Elihu Washburne: The Diary and Letters of America’s Minister to France During the Siege and Commune of Paris
By Michael Hill
Hardcover in dustjacket, 288 pages, illustrated, index
Published by Simon & Schuster November 2012
Dimensions: 5.5 x 1.0 x 8.4 inches
Elihu Washburne (1816 – 1887) was an American politician and diplomat. He was an attorney by trade, and represented northwestern Illinois in the U.S. Congress from 1853 – 1869. He was a close friend and confidant to President Abraham Lincoln and served as a pall bearer at his funeral. He was also an early supporter of General and later President Ulysses S. Grant. Under Grant, Washburne served very briefly as Secretary of State and was appointed as Minister to France from 1869 – 1877. The focus of this book is on Washburne’s experiences in this position during the Franco-Prussian War.
The Franco-Prussian War was relatively brief, starting on 16 July 1870 and ending on 28 January 1871. Prussian forces gained the upper hand early in the conflict, sweeping aside the French forces and capturing Emperor Napoleon III in the field. The French quickly formed a new Government of National Defense, but Paris was soon surrounded and besieged. Even though Washburne had been granted the authority to evacuate his mission from Paris he felt it was his duty to remain. He was the only ambassador from a major power who stayed.
Washburne was left in a unique position. He was able to operate freely within Paris, and maintained contact with the French and the Prussians as well as his American superiors. Both the French and the Prussians allowed his diplomatic communications to pass through their lines. As the sole remaining major diplomat, he became the proxy representative of the foreign nationals who remained and was able to evacuate many, while arranging for food and care for the rest. He was much praised for his efforts on behalf of these people, particularly for his help to the Prussian civilians stranded in Paris.
After the French surrender at the end of January, control of the French capital was seized by a group of radical Socialists who formed what was to become known as “the Paris Commune”. Supported by National Guard conscripts, they quickly went about arresting their opponents and destroying monuments. The Socialists remained in control of Paris for two months until French Army regulars marched into the city and regained control. As a last act the Communards executed their prisoners, including Archbishop Darboy and a number of Catholic priests, and attempted to burn the city to the ground.

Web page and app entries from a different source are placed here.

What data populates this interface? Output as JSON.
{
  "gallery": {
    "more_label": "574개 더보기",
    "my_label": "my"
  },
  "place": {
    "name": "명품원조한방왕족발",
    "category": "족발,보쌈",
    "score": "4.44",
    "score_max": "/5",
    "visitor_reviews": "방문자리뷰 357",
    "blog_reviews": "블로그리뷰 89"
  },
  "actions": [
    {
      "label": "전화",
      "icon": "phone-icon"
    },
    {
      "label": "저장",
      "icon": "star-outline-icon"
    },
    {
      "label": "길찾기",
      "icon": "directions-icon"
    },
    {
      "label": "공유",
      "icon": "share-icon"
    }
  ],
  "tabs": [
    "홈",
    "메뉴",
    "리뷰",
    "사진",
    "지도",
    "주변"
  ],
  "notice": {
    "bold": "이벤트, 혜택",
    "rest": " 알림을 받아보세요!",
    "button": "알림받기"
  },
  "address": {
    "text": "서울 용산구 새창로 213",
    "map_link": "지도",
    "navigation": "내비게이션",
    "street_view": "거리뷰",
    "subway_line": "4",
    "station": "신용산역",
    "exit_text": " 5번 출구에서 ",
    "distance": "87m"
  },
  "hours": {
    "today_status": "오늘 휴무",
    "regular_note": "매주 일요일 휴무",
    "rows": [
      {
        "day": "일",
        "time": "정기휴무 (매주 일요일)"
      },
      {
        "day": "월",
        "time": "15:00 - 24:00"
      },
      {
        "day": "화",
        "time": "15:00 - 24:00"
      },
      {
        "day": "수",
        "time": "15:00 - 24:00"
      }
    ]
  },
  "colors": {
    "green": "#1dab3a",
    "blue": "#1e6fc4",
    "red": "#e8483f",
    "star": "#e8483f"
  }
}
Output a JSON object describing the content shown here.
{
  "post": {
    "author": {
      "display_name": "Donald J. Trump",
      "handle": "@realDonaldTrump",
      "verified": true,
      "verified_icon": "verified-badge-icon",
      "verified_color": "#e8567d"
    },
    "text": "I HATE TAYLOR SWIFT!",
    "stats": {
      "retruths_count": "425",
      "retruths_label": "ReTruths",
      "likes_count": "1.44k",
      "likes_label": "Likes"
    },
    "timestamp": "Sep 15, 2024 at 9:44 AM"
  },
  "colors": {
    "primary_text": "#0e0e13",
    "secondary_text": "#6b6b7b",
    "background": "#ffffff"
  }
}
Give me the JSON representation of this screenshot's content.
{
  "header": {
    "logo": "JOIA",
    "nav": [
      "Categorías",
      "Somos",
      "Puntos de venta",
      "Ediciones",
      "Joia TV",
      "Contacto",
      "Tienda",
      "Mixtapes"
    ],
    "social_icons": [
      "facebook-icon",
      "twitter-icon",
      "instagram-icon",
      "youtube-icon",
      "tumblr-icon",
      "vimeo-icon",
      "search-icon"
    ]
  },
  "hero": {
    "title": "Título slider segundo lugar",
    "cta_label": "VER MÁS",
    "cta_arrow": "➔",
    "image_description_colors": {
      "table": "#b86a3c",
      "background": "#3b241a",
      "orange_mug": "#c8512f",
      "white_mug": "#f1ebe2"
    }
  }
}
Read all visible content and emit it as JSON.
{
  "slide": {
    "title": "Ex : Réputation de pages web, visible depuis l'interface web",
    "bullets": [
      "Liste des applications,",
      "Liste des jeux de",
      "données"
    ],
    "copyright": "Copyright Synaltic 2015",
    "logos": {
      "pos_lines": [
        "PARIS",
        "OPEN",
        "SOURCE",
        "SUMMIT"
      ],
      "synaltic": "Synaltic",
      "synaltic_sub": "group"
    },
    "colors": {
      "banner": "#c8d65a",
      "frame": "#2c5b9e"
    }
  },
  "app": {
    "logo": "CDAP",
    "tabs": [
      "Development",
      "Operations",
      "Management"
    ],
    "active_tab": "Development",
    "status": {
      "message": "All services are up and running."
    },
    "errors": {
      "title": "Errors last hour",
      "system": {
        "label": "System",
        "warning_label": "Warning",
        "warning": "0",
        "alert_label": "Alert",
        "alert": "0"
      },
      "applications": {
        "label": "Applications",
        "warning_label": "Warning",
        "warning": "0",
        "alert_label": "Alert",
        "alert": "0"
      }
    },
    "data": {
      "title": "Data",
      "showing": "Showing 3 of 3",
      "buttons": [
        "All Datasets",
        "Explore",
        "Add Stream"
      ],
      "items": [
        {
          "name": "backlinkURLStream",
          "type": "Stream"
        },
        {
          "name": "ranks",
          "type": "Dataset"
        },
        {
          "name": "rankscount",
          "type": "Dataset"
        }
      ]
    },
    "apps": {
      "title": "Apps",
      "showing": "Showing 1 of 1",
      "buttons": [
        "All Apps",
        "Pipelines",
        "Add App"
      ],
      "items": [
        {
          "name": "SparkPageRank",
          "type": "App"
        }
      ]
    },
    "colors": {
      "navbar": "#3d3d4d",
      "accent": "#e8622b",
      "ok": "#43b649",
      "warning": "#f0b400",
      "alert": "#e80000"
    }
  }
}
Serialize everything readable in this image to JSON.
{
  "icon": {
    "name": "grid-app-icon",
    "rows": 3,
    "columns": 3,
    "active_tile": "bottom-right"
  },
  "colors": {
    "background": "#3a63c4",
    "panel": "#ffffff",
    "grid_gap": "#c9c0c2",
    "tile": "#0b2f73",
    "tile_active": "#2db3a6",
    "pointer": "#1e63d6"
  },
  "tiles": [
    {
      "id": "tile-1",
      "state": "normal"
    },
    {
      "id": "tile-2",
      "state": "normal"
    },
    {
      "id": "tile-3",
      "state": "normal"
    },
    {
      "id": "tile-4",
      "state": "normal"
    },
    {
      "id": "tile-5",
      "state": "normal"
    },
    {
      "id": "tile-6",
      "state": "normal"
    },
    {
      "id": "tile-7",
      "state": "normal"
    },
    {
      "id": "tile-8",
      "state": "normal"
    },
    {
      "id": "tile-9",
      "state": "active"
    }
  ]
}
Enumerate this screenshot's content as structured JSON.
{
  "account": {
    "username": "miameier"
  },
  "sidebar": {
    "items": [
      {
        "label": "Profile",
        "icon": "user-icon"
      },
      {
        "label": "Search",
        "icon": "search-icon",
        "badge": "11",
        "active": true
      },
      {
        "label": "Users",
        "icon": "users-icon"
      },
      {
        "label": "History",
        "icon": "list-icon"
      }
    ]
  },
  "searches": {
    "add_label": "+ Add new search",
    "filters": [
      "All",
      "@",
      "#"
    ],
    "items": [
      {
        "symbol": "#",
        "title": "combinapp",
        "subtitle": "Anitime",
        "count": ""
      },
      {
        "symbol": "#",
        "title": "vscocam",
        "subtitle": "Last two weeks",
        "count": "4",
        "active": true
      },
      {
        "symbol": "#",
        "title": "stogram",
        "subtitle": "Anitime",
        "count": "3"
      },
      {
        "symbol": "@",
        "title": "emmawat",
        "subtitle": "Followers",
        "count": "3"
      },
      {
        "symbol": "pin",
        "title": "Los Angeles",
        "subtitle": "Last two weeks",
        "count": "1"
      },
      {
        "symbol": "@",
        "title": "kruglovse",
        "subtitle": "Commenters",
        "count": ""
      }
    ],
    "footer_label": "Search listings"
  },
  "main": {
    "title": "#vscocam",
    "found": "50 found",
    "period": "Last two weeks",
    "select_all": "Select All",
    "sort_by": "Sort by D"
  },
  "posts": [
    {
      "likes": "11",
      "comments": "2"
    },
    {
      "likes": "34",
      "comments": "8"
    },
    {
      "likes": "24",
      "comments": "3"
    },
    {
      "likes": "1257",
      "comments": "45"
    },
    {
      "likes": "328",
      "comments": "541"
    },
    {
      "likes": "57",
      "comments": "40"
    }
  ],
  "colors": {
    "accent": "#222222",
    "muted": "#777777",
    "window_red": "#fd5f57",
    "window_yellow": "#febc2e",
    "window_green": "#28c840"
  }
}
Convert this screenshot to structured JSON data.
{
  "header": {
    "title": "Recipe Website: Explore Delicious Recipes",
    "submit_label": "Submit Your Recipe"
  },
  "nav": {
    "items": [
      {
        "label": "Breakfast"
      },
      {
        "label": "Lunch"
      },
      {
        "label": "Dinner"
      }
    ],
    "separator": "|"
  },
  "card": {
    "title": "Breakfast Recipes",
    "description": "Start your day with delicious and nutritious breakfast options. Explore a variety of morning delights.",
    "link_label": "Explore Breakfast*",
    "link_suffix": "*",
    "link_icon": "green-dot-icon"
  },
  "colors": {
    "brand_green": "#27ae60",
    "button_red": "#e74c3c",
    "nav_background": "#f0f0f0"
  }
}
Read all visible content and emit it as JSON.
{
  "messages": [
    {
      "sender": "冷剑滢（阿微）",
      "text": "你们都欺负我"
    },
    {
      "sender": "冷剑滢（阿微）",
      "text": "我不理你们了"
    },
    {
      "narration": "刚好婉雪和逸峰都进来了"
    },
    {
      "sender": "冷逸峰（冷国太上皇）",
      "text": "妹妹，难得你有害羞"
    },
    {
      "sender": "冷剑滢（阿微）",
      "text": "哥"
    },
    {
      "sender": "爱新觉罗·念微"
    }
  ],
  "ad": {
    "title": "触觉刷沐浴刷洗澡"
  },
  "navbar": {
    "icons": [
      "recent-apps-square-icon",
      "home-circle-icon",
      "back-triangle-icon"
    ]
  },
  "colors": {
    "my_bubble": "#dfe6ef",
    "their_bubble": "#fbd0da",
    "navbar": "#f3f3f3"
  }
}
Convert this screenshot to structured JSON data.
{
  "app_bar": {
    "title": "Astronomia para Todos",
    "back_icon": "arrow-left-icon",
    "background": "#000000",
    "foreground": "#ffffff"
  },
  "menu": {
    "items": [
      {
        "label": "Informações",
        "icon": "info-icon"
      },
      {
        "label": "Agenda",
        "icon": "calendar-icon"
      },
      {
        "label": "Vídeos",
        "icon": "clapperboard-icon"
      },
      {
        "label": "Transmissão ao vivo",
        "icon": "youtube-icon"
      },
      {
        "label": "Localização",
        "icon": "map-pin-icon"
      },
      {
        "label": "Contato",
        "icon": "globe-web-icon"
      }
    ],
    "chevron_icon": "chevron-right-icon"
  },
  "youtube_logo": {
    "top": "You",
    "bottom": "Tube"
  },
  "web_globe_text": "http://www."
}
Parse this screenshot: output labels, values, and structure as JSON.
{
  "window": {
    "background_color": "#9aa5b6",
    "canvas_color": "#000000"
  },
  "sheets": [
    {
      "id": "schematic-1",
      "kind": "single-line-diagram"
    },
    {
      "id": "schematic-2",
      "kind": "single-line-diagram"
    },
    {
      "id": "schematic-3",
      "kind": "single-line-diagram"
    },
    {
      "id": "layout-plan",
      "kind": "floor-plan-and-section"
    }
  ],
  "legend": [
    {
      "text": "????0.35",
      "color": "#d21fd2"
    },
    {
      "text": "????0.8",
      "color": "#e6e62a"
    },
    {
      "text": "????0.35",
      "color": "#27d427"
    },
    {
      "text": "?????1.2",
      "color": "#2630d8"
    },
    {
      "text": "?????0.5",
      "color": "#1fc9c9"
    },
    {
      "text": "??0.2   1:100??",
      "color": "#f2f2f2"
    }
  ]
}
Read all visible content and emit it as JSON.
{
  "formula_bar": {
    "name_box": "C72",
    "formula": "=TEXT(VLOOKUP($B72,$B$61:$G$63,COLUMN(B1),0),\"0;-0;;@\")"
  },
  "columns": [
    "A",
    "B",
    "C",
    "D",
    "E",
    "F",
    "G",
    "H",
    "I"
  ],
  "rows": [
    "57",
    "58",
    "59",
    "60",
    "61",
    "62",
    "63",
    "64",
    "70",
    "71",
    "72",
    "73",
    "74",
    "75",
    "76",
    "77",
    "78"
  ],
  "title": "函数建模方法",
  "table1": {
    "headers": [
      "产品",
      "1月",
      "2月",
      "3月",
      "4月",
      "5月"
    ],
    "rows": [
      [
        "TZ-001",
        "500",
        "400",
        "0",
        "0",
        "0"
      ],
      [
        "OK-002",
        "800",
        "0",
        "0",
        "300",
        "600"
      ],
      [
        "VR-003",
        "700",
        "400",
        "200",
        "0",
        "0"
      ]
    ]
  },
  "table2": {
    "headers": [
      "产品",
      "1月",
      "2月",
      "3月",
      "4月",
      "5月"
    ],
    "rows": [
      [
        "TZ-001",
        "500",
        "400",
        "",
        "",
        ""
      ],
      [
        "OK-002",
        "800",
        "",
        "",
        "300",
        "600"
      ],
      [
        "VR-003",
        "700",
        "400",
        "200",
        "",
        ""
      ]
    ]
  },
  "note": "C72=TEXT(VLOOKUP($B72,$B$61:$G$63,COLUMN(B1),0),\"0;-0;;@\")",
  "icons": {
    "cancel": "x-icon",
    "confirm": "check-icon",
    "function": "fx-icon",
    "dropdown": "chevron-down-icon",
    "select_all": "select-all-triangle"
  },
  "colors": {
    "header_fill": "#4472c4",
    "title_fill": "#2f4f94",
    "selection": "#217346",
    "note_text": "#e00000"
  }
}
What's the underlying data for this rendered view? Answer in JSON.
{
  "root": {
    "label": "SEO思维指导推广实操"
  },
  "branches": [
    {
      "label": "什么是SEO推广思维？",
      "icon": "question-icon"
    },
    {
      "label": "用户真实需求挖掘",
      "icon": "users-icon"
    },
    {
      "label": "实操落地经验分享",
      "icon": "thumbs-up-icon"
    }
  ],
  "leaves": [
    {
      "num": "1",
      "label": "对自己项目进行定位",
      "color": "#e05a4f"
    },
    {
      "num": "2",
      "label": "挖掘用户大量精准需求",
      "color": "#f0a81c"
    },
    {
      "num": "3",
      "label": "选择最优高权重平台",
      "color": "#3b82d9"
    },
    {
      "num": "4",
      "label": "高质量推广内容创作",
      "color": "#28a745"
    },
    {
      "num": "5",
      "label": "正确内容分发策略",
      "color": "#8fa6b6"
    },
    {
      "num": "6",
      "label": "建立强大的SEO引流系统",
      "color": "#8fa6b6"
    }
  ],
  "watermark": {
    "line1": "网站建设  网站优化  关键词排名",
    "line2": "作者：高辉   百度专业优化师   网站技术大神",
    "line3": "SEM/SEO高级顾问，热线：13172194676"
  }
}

Elihu Washburne kept a diary of his experiences during the siege and the Commune. The book is constructed mainly using his own words from his diary and his letters. It is a remarkable account as sieges are relatively rare in modern times. Even though it was brief as sieges go, it does vividly convey the effects of food and firewood shortages on a large civilian population. In many ways the Commune was worse, and the confusion which dominated those months is vividly conveyed. This book is a deviation from my usual area of historical focus, but a worthwhile read nonetheless. Recommended.